[WHAT TO WORK ON]: The lines you return should be those containing the string "state", taken from the data below.

(PROVIDED ENTRIES Opens)

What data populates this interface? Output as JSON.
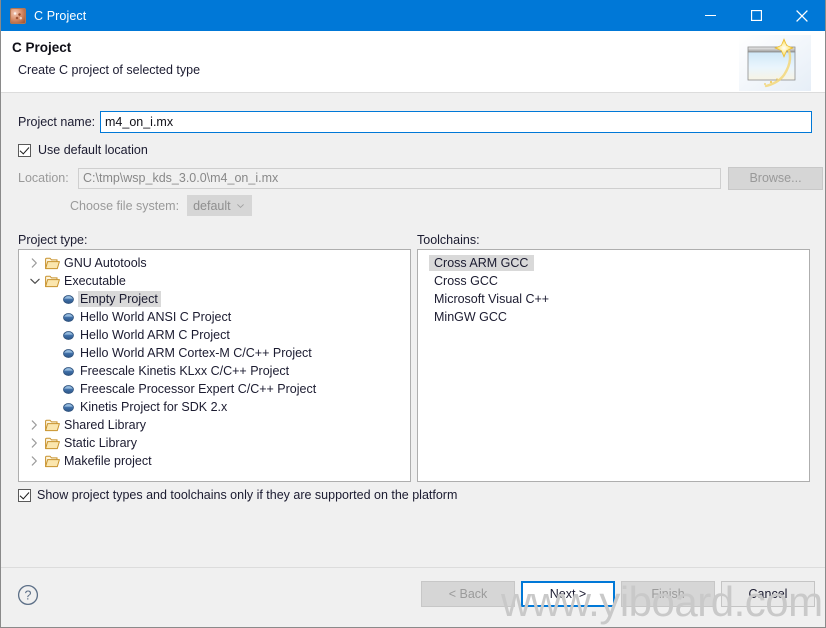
{
  "window": {
    "title": "C Project",
    "icon": "app-icon",
    "controls": {
      "minimize": "minimize-icon",
      "maximize": "maximize-icon",
      "close": "close-icon"
    }
  },
  "header": {
    "title": "C Project",
    "subtitle": "Create C project of selected type",
    "banner_icon": "new-project-wizard-icon"
  },
  "form": {
    "project_name_label": "Project name:",
    "project_name_value": "m4_on_i.mx",
    "project_name_placeholder": "",
    "use_default_location_label": "Use default location",
    "use_default_location_checked": true,
    "location_label": "Location:",
    "location_value": "C:\\tmp\\wsp_kds_3.0.0\\m4_on_i.mx",
    "browse_label": "Browse...",
    "browse_enabled": false,
    "file_system_label": "Choose file system:",
    "file_system_value": "default",
    "file_system_enabled": false
  },
  "project_type": {
    "caption": "Project type:",
    "nodes": [
      {
        "label": "GNU Autotools",
        "level": 0,
        "kind": "folder",
        "expanded": false,
        "selected": false
      },
      {
        "label": "Executable",
        "level": 0,
        "kind": "folder",
        "expanded": true,
        "selected": false
      },
      {
        "label": "Empty Project",
        "level": 1,
        "kind": "leaf",
        "expanded": null,
        "selected": true
      },
      {
        "label": "Hello World ANSI C Project",
        "level": 1,
        "kind": "leaf",
        "expanded": null,
        "selected": false
      },
      {
        "label": "Hello World ARM C Project",
        "level": 1,
        "kind": "leaf",
        "expanded": null,
        "selected": false
      },
      {
        "label": "Hello World ARM Cortex-M C/C++ Project",
        "level": 1,
        "kind": "leaf",
        "expanded": null,
        "selected": false
      },
      {
        "label": "Freescale Kinetis KLxx C/C++ Project",
        "level": 1,
        "kind": "leaf",
        "expanded": null,
        "selected": false
      },
      {
        "label": "Freescale Processor Expert C/C++ Project",
        "level": 1,
        "kind": "leaf",
        "expanded": null,
        "selected": false
      },
      {
        "label": "Kinetis Project for SDK 2.x",
        "level": 1,
        "kind": "leaf",
        "expanded": null,
        "selected": false
      },
      {
        "label": "Shared Library",
        "level": 0,
        "kind": "folder",
        "expanded": false,
        "selected": false
      },
      {
        "label": "Static Library",
        "level": 0,
        "kind": "folder",
        "expanded": false,
        "selected": false
      },
      {
        "label": "Makefile project",
        "level": 0,
        "kind": "folder",
        "expanded": false,
        "selected": false
      }
    ]
  },
  "toolchains": {
    "caption": "Toolchains:",
    "items": [
      {
        "label": "Cross ARM GCC",
        "selected": true
      },
      {
        "label": "Cross GCC",
        "selected": false
      },
      {
        "label": "Microsoft Visual C++",
        "selected": false
      },
      {
        "label": "MinGW GCC",
        "selected": false
      }
    ]
  },
  "options": {
    "show_supported_label": "Show project types and toolchains only if they are supported on the platform",
    "show_supported_checked": true
  },
  "footer": {
    "help_icon": "help-icon",
    "buttons": [
      {
        "label": "< Back",
        "state": "disabled"
      },
      {
        "label": "Next >",
        "state": "default"
      },
      {
        "label": "Finish",
        "state": "disabled"
      },
      {
        "label": "Cancel",
        "state": "enabled"
      }
    ]
  },
  "watermark": {
    "text": "www.yiboard.com"
  },
  "colors": {
    "titlebar": "#0078d7",
    "accent": "#0078d7",
    "dialog_bg": "#f0f0f0",
    "panel_bg": "#ffffff",
    "selection": "#d9d9d9",
    "folder": "#e3a93c",
    "leaf_bullet": "#4a7ebb",
    "disabled_text": "#9a9a9a"
  }
}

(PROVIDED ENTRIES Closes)

[ANSWER FOR THE TASK]:
        "state": "disabled"
        "state": "default"
        "state": "disabled"
        "state": "enabled"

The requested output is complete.